:: Exercise objective ::
Give the records again in full, exactly as they appear, but without the pictures.

:: Data records for software interfaces ::
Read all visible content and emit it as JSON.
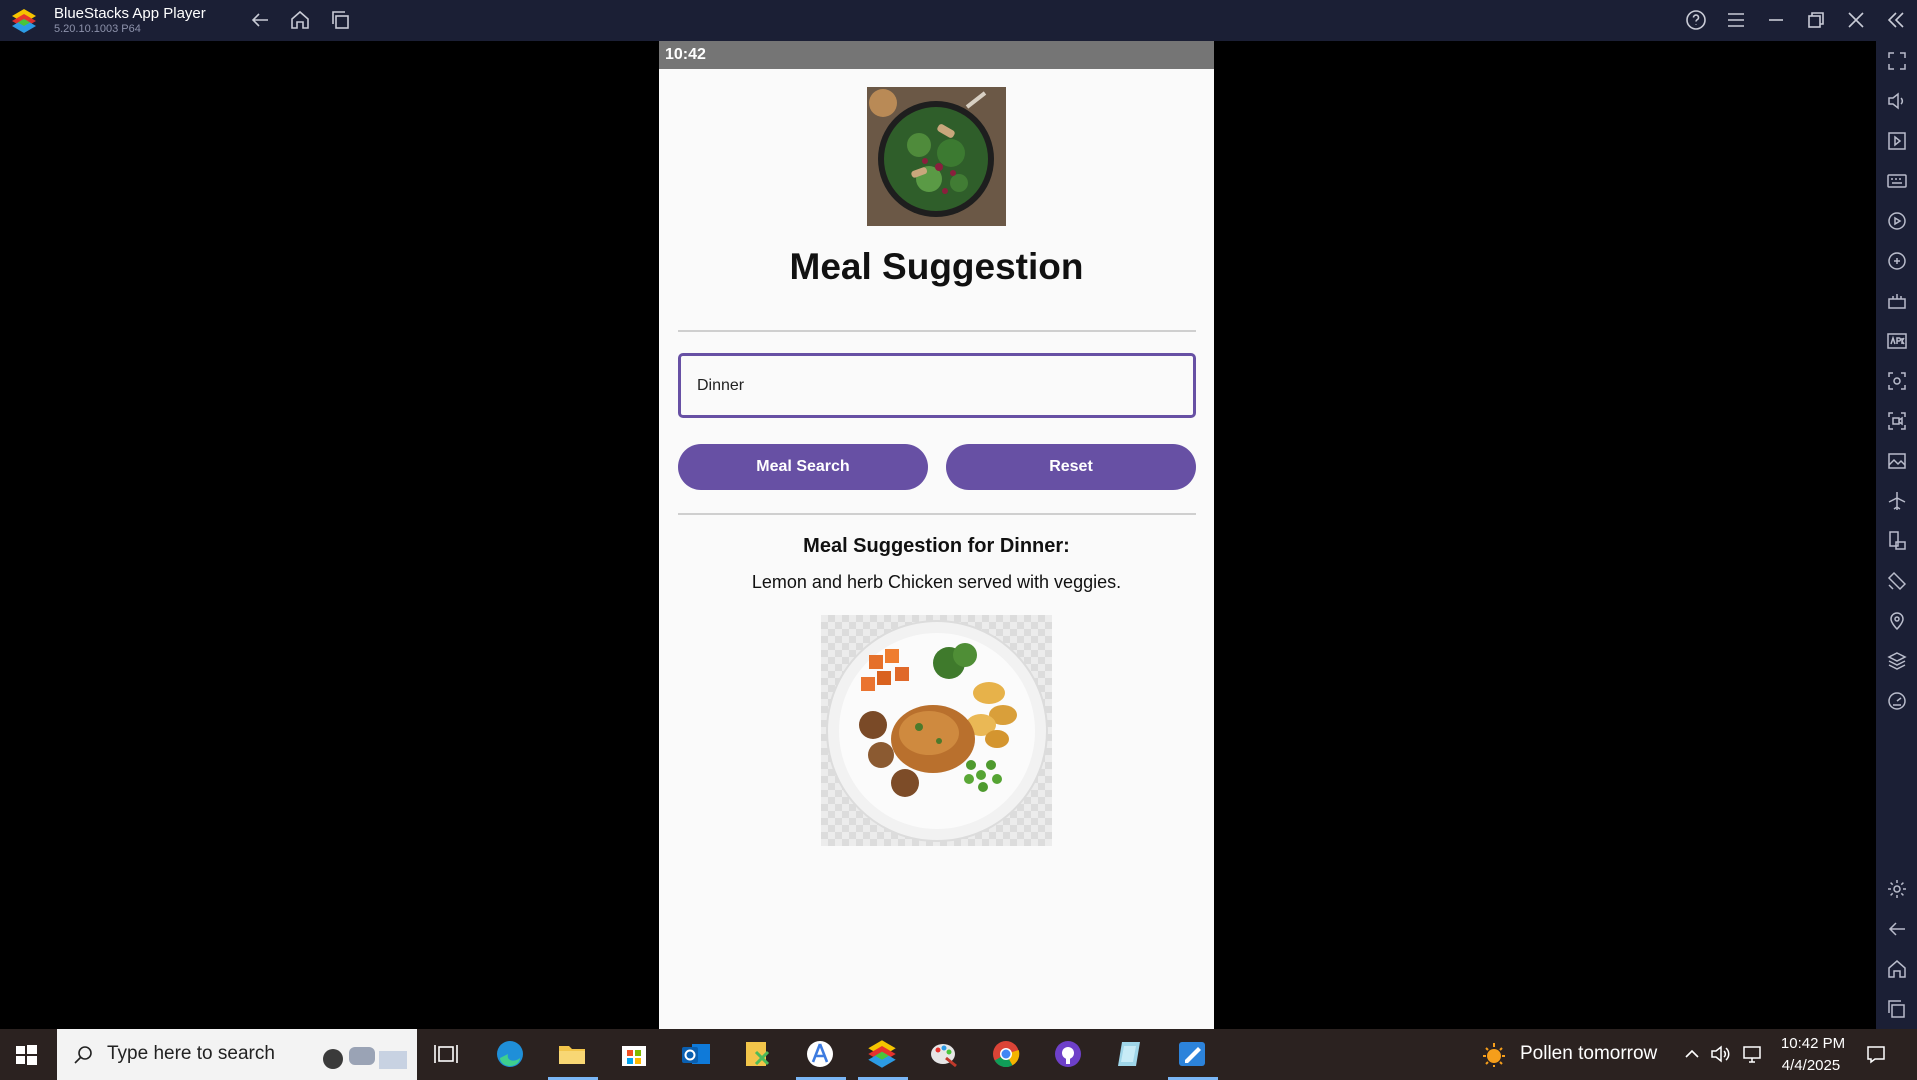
{
  "window": {
    "title": "BlueStacks App Player",
    "version": "5.20.10.1003  P64"
  },
  "android": {
    "status_time": "10:42",
    "page_title": "Meal Suggestion",
    "meal_input": {
      "value": "Dinner"
    },
    "buttons": {
      "search_label": "Meal Search",
      "reset_label": "Reset"
    },
    "result": {
      "title": "Meal Suggestion for Dinner:",
      "text": "Lemon and herb Chicken served with veggies."
    },
    "accent_color": "#6750a4"
  },
  "taskbar": {
    "search_placeholder": "Type here to search",
    "weather_text": "Pollen tomorrow",
    "clock_time": "10:42 PM",
    "clock_date": "4/4/2025"
  }
}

:: Solved problem ::
Read all visible content and emit it as JSON.
{
  "window": {
    "title": "BlueStacks App Player",
    "version": "5.20.10.1003  P64"
  },
  "android": {
    "status_time": "10:42",
    "page_title": "Meal Suggestion",
    "meal_input": {
      "value": "Dinner"
    },
    "buttons": {
      "search_label": "Meal Search",
      "reset_label": "Reset"
    },
    "result": {
      "title": "Meal Suggestion for Dinner:",
      "text": "Lemon and herb Chicken served with veggies."
    },
    "accent_color": "#6750a4"
  },
  "taskbar": {
    "search_placeholder": "Type here to search",
    "weather_text": "Pollen tomorrow",
    "clock_time": "10:42 PM",
    "clock_date": "4/4/2025"
  }
}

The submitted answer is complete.